At night, the surfmen were assigned watches to patrol the shore, keeping a watch for vessels aground on the shore or other signs of distress. At Life Saving Service stations on a long, uninterrupted coast, it was common for surfmen to walk along the shore until they met a surfman from the next station coming in the opposite direction; the men would exchange stamped, metal tokens (checks) to prove they'd met, turn and trudge back to their respective stations. In addition to patrolling the shore near the station, the surfmen were required to keep a 24-hour watch from the station's lookout post, usually a platform built atop the station or sometime in a separate tower.

During their free time away from drills and patrols, surfmen were allowed to leave the station during daylight hours so long as they remained within earshot of the alarm bell. They were cautioned to keep off private property and observe local game laws, but fishing and hunting were common pastimes. Surfmen could, at the keeper's discretion, be granted a 24-hour leave, running from noon to noon, not more than once per week. Restriction to the station grounds was a common punishment for minor infractions of the regulations.
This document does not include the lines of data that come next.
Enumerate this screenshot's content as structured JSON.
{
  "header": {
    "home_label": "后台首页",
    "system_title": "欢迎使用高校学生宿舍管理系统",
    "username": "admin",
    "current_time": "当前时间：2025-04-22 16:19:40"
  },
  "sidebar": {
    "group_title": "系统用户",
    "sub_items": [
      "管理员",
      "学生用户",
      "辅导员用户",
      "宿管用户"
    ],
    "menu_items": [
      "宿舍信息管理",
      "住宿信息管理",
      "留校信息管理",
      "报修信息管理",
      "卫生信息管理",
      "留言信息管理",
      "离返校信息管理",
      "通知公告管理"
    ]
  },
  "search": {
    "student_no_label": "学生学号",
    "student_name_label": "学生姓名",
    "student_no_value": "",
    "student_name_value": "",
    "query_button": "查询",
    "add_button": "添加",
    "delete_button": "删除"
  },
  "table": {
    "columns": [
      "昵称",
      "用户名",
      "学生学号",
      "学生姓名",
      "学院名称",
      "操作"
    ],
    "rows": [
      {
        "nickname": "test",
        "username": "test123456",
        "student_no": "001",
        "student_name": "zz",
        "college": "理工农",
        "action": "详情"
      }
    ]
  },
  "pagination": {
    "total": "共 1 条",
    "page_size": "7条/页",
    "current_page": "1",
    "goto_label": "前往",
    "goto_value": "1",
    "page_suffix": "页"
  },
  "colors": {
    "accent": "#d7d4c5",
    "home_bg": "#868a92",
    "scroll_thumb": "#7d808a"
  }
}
But while the surfmen were rarely idle, life at a station could be insufferably dull at times while once in a while, actual rescues occurred.

Rockaway Surfboat Launching Into Surf
Pinyerd
Pinyerd
Vermillion crew
Yaquina, lighthouse, 1917.TIF
USCG HQ
Yaquina Bay file
Yaquina, lighthouse, 1917.TIF USCG HQ Yaquina Bay file
Umpqua, garden, 1923.TIF
USCG HQ
Umpqua River file
Umpqua, garden, 1923.TIF USCG HQ Umpqua River file